Main Article Content


A 9-year-old male with intellectual disability and epilepsy presented with a progressive movement disorder characterized by chorea and dystonia primarily affecting the left face, arm, and leg. Neuroimaging revealed a diffuse Spetzler-Martin grade 4 arteriovenous malformation centered within the right thalamus with bilateral extension into the basal ganglia, midbrain and pons. An associated network of developmental venous anomalies was noted to coalesce into ectatic deep drainage, causing obstructive hydrocephalus (Figure 1). Surgical management was not indicated given the anatomy and location of the lesion.

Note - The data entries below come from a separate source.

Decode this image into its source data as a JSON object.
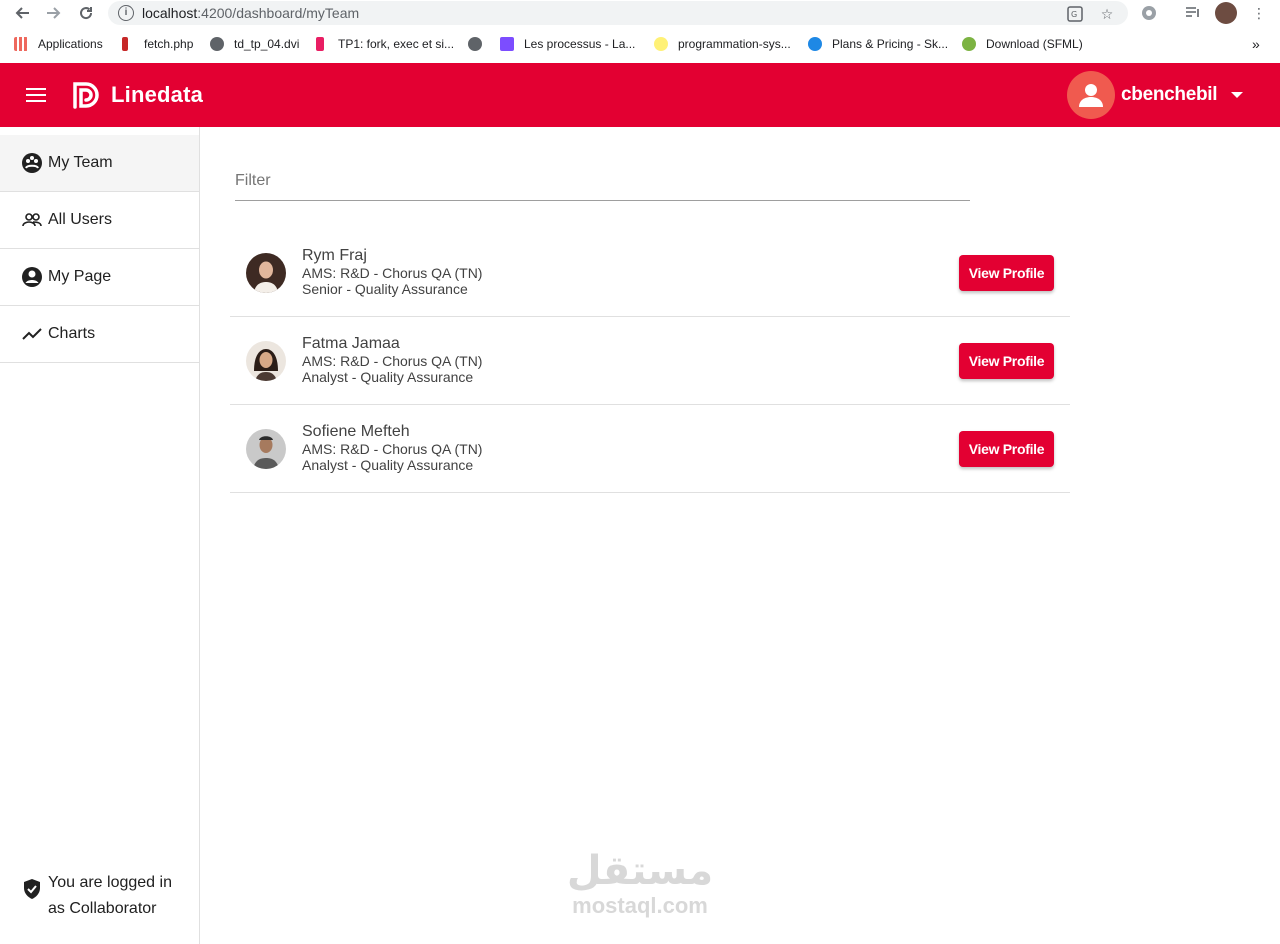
{
  "browser": {
    "url_host": "localhost",
    "url_rest": ":4200/dashboard/myTeam",
    "bookmarks": [
      {
        "label": "Applications",
        "color": "#4285f4"
      },
      {
        "label": "fetch.php",
        "color": "#c62828"
      },
      {
        "label": "td_tp_04.dvi",
        "color": "#5f6368"
      },
      {
        "label": "TP1: fork, exec et si...",
        "color": "#e91e63"
      },
      {
        "label": "",
        "color": "#5f6368"
      },
      {
        "label": "Les processus - La...",
        "color": "#7c4dff"
      },
      {
        "label": "programmation-sys...",
        "color": "#fff176"
      },
      {
        "label": "Plans & Pricing - Sk...",
        "color": "#1e88e5"
      },
      {
        "label": "Download (SFML)",
        "color": "#7cb342"
      }
    ],
    "more": "»"
  },
  "header": {
    "brand": "Linedata",
    "username": "cbenchebil",
    "brand_color": "#e30032"
  },
  "sidebar": {
    "items": [
      {
        "label": "My Team",
        "icon": "team-icon",
        "active": true
      },
      {
        "label": "All Users",
        "icon": "users-icon",
        "active": false
      },
      {
        "label": "My Page",
        "icon": "account-icon",
        "active": false
      },
      {
        "label": "Charts",
        "icon": "trend-icon",
        "active": false
      }
    ],
    "status_line1": "You are logged in",
    "status_line2": "as Collaborator"
  },
  "main": {
    "filter_placeholder": "Filter",
    "members": [
      {
        "name": "Rym Fraj",
        "department": "AMS: R&D - Chorus QA (TN)",
        "role": "Senior - Quality Assurance",
        "button": "View Profile"
      },
      {
        "name": "Fatma Jamaa",
        "department": "AMS: R&D - Chorus QA (TN)",
        "role": "Analyst - Quality Assurance",
        "button": "View Profile"
      },
      {
        "name": "Sofiene Mefteh",
        "department": "AMS: R&D - Chorus QA (TN)",
        "role": "Analyst - Quality Assurance",
        "button": "View Profile"
      }
    ]
  },
  "watermark": {
    "arabic": "مستقل",
    "latin": "mostaql.com"
  }
}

The patient presented in the setting of step-wise clinical decline over several months, with worsening of chorea and dystonia resulting in loss of function of the left arm, severe left arm pain, and loss of the ability to ambulate independently (Video 1).  The involuntary movements and arm pain improved following treatment with clonazepam, baclofen, tetrabenazine, and hydrocodone/acetaminophen as well as chemodenervation with intramuscular botulinum toxin.  The patient developed somnolence in the setting of worsening hydrocephalus, which resolved with the placement of a ventriculoperitoneal shunt.

The pathogenesis of secondary movement disorders is varied; etiologies include hypoxia, stroke, and kernicterus [1]. Movement disorders resulting from congenital vascular malformations are relatively uncommon and can be difficult to treat. Apart from producing structural abnormalities, which can physically disrupt normal basal ganglia-thalamocortical circuits, vascular malformations can further complicate regional dysfunction by vascular steal phenomena [2]. In this case, surgical and medical management has been helpful. Intrathecal baclofen therapy may be an option in the future should symptoms become refractory to oral regimens.


Article Details

How to Cite
Raskin, J. S., Parnes, M., & Lam, S. (2019). Progressive chorea and dystonia associated with a large arteriovenous malformation. Journal of the International Child Neurology Association.